Where the word "kind" occurs in a line of the data, return the whole line.

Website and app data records
▼▼▼

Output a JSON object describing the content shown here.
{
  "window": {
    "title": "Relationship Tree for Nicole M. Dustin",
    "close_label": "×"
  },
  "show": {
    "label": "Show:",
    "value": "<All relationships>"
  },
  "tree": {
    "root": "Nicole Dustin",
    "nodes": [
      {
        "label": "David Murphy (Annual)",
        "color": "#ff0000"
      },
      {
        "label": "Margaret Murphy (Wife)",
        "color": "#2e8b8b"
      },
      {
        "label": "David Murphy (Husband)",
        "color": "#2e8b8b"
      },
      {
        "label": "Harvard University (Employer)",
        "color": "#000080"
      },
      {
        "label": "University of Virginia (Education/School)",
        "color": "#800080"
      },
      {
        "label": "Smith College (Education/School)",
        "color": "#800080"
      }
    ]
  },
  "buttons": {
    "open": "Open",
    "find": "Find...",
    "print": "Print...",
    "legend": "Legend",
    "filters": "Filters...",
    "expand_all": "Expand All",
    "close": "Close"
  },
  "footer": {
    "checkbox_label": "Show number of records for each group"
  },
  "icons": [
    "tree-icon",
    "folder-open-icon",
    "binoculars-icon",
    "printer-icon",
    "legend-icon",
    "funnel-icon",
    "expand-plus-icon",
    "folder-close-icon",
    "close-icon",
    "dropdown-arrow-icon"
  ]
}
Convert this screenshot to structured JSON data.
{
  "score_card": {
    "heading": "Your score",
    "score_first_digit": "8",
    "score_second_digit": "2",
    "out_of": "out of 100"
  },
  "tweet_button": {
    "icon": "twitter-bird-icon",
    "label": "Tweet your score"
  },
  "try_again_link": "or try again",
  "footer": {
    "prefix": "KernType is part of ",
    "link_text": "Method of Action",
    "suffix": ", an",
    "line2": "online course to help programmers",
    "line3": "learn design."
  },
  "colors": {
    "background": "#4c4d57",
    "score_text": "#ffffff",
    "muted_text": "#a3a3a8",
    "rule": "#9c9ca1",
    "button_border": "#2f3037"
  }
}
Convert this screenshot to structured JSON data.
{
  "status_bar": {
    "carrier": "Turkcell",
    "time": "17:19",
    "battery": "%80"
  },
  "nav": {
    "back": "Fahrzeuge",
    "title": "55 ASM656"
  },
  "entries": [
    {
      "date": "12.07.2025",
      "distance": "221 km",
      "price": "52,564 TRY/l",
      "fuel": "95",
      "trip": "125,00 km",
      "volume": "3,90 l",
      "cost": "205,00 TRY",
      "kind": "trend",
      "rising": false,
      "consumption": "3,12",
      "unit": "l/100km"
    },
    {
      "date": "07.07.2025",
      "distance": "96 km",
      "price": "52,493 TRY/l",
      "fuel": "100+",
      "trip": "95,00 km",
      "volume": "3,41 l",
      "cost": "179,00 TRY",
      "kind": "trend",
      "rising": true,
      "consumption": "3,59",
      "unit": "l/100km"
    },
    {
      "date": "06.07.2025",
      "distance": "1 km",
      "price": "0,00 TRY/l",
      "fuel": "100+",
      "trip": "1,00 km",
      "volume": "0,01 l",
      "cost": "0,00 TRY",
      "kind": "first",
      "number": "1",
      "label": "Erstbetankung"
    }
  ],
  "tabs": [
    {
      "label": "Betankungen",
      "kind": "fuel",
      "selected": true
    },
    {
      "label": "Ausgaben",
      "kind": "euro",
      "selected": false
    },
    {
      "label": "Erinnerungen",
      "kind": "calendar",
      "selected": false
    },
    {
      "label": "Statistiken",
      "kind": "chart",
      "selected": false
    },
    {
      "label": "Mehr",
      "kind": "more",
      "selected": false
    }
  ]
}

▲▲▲

■ **EXERCISE RESULT**:
      "kind": "trend",
      "kind": "trend",
      "kind": "first",
      "kind": "fuel",
      "kind": "euro",
      "kind": "calendar",
      "kind": "chart",
      "kind": "more",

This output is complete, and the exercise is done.